#### [Your objective]
In the entries below, find each line with the word "https" and return it.
*-*-*
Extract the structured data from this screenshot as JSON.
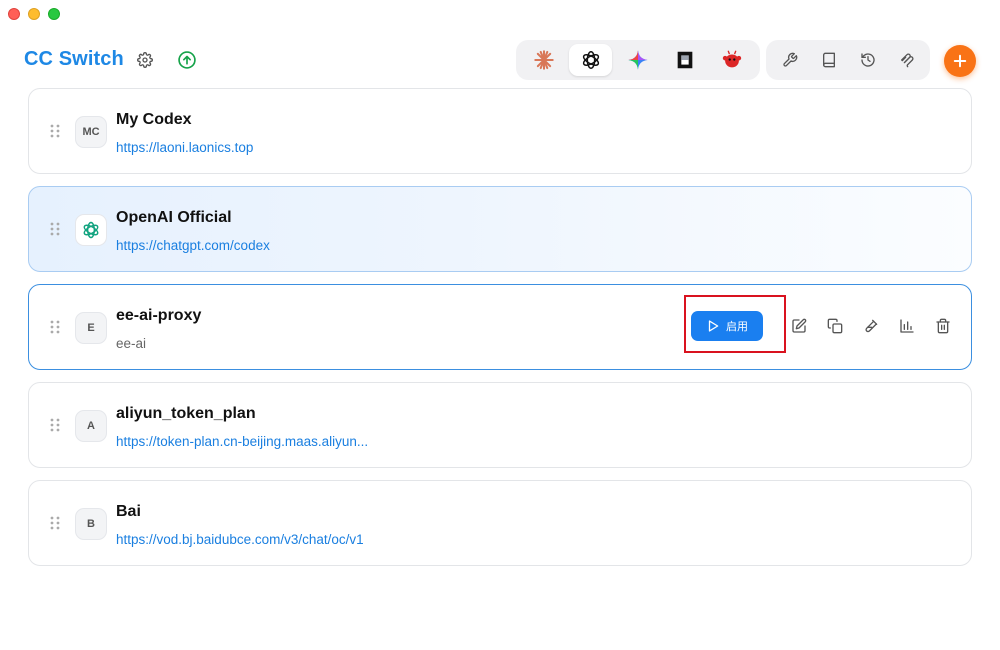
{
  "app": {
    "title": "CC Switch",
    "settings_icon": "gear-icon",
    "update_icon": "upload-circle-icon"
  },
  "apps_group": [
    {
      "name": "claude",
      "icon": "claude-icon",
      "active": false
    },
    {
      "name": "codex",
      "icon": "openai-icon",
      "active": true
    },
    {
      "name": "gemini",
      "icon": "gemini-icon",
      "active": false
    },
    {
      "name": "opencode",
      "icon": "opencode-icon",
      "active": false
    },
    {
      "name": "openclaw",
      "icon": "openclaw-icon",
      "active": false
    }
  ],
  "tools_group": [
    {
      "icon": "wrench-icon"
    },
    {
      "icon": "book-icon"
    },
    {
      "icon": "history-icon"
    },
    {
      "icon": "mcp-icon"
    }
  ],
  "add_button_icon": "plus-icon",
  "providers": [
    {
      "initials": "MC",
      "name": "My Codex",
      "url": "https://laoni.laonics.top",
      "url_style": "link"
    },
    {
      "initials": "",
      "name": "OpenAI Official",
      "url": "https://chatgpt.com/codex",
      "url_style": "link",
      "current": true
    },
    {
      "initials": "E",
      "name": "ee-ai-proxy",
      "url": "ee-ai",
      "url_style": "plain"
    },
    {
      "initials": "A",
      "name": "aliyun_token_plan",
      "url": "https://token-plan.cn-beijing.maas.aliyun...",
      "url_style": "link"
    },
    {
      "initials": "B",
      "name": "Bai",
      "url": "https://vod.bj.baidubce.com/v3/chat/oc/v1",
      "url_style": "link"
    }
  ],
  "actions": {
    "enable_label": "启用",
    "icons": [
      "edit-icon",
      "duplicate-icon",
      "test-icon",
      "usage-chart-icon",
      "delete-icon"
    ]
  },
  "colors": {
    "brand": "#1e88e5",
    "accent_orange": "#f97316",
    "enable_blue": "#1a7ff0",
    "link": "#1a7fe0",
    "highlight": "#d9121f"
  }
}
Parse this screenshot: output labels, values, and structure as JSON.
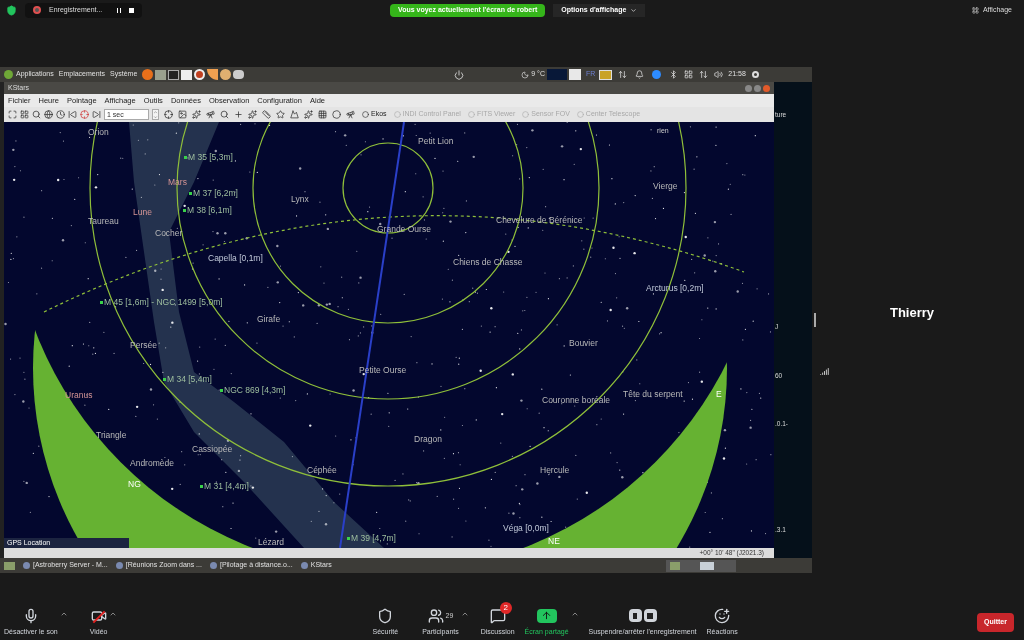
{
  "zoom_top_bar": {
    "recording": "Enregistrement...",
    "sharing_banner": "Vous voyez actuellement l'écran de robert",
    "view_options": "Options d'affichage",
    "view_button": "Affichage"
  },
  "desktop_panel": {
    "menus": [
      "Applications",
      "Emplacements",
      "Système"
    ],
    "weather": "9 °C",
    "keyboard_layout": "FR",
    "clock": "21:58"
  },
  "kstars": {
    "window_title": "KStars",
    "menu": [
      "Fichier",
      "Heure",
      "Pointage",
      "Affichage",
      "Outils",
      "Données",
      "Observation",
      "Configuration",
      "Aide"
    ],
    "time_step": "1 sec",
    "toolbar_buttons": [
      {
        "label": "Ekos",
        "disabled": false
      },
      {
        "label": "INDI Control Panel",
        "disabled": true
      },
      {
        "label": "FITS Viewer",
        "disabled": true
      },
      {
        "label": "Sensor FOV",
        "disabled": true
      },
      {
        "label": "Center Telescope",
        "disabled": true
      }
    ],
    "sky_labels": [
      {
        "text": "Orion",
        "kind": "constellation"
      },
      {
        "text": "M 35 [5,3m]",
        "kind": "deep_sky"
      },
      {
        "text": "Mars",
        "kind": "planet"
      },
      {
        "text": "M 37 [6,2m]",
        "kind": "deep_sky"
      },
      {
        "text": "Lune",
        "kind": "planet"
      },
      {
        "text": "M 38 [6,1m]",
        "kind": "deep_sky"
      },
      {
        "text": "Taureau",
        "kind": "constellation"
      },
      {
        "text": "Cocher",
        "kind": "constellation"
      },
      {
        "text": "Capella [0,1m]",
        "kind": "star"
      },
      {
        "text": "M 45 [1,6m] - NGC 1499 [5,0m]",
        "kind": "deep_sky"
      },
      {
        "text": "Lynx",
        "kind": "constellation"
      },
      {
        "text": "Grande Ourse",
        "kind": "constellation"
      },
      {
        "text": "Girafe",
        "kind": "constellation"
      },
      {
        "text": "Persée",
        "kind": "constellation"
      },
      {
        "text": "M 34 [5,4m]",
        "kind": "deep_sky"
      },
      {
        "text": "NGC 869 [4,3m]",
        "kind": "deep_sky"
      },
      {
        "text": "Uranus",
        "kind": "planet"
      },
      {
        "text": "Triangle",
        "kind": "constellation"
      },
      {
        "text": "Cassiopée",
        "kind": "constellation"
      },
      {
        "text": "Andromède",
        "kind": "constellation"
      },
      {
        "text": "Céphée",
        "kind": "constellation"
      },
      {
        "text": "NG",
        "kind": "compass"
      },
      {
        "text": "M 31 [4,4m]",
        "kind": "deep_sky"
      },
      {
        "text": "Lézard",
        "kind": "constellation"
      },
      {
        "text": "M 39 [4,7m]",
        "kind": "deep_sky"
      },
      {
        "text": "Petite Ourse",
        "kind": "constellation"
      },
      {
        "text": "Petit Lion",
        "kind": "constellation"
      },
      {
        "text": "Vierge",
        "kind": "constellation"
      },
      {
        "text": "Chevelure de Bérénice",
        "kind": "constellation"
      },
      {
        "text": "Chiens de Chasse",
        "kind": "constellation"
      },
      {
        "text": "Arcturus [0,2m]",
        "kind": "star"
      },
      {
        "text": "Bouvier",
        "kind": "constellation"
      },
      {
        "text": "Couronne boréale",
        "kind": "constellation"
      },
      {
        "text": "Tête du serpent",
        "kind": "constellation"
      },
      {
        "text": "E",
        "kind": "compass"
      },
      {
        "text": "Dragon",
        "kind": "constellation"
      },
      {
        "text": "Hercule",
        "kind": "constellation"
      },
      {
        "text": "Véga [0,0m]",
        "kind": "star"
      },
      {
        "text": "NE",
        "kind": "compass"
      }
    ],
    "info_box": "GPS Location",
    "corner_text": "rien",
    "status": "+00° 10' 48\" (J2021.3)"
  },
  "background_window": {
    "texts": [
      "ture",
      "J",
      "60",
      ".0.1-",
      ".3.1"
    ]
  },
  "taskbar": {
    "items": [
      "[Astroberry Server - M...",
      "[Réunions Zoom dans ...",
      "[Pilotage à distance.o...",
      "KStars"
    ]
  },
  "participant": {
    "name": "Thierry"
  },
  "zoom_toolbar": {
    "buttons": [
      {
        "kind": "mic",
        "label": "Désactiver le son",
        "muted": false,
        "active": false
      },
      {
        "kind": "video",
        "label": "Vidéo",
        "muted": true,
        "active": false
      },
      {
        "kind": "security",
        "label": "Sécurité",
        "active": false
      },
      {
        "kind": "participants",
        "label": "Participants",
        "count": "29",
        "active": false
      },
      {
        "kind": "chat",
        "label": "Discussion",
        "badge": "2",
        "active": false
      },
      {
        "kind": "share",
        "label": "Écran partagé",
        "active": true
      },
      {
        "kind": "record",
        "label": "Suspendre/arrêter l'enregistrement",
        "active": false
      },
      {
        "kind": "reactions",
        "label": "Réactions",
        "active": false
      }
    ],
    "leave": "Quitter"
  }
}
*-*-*
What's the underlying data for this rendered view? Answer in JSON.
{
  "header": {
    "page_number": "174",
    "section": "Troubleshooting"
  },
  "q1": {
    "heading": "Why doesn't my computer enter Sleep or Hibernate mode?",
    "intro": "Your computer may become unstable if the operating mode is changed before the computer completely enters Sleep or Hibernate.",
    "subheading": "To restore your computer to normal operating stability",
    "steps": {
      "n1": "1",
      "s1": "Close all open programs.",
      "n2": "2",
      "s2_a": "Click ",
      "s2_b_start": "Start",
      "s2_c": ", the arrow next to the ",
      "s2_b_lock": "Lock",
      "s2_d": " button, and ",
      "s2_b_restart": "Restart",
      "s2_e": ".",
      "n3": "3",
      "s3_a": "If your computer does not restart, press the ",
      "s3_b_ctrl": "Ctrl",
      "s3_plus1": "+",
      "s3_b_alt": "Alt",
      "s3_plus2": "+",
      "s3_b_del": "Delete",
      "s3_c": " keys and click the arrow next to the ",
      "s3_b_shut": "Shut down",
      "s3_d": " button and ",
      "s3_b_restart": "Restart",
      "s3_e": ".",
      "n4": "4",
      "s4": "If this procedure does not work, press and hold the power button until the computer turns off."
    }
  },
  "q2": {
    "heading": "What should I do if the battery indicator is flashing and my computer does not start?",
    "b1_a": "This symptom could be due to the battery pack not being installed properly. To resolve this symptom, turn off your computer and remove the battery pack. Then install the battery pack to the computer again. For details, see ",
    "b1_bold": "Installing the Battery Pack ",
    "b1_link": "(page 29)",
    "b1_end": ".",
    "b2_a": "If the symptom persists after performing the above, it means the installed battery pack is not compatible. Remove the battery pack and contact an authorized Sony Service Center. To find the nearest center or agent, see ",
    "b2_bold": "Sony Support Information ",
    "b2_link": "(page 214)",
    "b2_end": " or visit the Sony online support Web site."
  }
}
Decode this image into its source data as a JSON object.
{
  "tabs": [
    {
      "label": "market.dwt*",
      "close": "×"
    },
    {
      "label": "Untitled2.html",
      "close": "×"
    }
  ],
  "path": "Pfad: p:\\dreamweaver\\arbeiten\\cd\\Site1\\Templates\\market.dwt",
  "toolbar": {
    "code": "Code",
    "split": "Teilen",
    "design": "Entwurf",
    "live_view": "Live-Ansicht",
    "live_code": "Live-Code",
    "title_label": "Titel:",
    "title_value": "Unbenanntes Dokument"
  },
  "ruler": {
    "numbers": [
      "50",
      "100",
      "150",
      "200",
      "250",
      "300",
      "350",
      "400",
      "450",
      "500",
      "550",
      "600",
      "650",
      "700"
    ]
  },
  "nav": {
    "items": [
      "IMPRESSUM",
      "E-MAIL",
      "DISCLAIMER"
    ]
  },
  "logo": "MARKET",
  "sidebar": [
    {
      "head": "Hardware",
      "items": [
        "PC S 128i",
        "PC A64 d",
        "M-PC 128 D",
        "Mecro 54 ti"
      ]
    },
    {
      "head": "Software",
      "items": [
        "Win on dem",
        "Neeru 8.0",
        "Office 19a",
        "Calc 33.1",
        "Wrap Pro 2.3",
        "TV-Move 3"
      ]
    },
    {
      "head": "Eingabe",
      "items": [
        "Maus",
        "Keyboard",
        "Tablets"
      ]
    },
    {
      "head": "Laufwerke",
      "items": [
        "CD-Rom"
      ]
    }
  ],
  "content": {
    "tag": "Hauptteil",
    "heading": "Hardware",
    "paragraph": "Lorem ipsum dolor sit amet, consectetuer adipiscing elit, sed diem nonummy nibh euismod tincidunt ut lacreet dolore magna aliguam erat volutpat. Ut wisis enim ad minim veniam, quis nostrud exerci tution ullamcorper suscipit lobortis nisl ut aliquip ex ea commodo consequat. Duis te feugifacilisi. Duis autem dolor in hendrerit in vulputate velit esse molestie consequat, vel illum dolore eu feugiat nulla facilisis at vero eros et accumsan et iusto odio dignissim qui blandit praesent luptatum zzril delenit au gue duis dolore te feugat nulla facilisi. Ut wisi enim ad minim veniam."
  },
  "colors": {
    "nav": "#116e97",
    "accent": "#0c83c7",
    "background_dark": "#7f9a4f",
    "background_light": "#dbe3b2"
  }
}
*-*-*
#### [Result of the task]
      "url": "https://laoni.laonics.top",
      "url": "https://chatgpt.com/codex",
      "url": "https://token-plan.cn-beijing.maas.aliyun...",
      "url": "https://vod.bj.baidubce.com/v3/chat/oc/v1",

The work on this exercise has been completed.